Do You Feel It’s Our Duty To Help If We Can?

A helping hand Financial SamuraiI’d like to be fabulously wealthy. So wealthy that I wouldn’t think twice about taking a taxi home or booking a first class ticket to Europe on my next adventure. Alas, I still ride coach with terrific strangers who take both arm rests even though I’m sitting in the middle. It would be nice not to have to pontificate for years whether or not I should finally buy a new car. It would be lovely not to get upset about speeding or parking tickets.

To the mansion, Alfred!” would be a fun phrase to say once in a while.

But I’m happy because the journey is a riot. To be able to share stories with all of you makes life so much more fun. I swear, if I wasn’t already writing for free online, I’d consider paying Al Gore, the creator of the Internet, the right to continue publishing online every month!

So I got to thinking during hot tub time one day whether we all have the duty to help if we can help.

Candid Reasons Why You Didn’t Get The Job According To HR

Rejected From A Job

Rejection

There’s too much demand for any one job position. It doesn’t matter whether you are applying for a job as a barista at Starbucks, or as a marketing director at a tech company. If you get the job, it’s like winning the lottery. When demand is too great, companies deploy very quick and easy screening mechanisms to whittle down the pool. At Goldman, unless you were the son or daughter of a client or high level employee, you had to have at least an A- GPA to be considered for an interview. At least that was the case with my class in 1999.

Goldman hired roughly 60 Equities financial analysts total around the world my year. Somewhere around 8,000 candidates applied. By screening schools, GPA, and legacy, HR told me they culled the pool down to about 600 potential candidates for phone interviews, alumni interviews, and Super Day in NYC. Without screening mechanisms, the hiring process would take even longer than it already takes (my interview process took eight months).

Given the post, “Why It’s So Hard To Get A Mortgage According To A Loan Officer” was such a hit, I’d like to share with you some candid feedback I’ve received from several HR managers during my time.

Bankers, Techies, And Doctors: You’ll Never Get Rich Working For Someone Else

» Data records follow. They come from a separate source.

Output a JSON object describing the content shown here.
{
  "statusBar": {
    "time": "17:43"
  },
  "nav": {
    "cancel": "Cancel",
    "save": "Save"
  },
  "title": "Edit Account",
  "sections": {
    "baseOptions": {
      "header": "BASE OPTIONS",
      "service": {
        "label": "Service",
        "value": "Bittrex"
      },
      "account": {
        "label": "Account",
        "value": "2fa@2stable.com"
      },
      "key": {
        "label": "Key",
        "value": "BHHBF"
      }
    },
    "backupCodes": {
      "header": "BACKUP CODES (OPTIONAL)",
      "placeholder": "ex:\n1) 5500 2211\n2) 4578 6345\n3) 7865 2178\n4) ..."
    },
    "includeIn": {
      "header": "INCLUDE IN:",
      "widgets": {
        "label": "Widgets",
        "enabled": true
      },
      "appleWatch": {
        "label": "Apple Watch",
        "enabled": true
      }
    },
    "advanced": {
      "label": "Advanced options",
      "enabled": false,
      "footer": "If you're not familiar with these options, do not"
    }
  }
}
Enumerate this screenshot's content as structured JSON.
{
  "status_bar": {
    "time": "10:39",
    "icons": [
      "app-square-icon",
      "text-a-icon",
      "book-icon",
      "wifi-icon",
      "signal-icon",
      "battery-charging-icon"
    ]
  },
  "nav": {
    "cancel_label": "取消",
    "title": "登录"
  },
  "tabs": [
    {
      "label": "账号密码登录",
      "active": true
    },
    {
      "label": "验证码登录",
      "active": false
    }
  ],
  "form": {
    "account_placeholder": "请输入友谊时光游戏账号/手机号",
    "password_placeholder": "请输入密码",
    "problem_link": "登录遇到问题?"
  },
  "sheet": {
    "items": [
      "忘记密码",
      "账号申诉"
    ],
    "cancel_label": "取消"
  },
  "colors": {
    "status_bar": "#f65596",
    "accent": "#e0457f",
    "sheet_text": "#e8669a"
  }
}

Although I estimate an entrepreneur needs to make at least 35% more to replicate his or her day job income to run in place, I’m truly beginning to realize after two and a half years how much more upside there is to entrepreneurship than to working for someone else.

I came from the world of banking where 23 year old graduates with one year of experience can clear $100,000 no problem. Despite ascending from Financial Analyst, to Associate, to VP, to Director within 10 years, and earning Director level compensation for three years before leaving, I still wasn’t able to earn and save enough money to buy my dream home in Kahala, Oahu.

Dream House In Kahala, Oahu, Hawaii

Contemplating on never being able to afford my dream home

The above is a picture of me sitting on a lanai, looking down the southeast coast of Oahu towards Koko Head. The home is on Blackpoint Road in the exclusive Kahala/Diamond Head neighborhood. Since I was a kid, I’ve always dreamed about living here one day. But I’ve come to realize my childhood dream will likely never come true.

The asking price for this 6,000 sqft Kahala home with 4 bedrooms and 4 bathrooms is $3.5 million ($583/sqft). The lower level is a 1,800 sqft rental apartment that is going for a below market rate rent of $2,500 a month. The main house is therefore not that huge. $3.5 million is actually great value given the view and the size of the house. Other houses in Kahala are easily asking for $900/sqft or more.

If I had $4 million cash, I would buy this house in a heartbeat. It needs at least $300,000 in renovations given it is quite dated. But the lanai and the spectacular view are priceless. All I think about when I’m looking for my dream home is being able to sit outside in 72-85 degree weather with an ice cold beer and write about various adventures.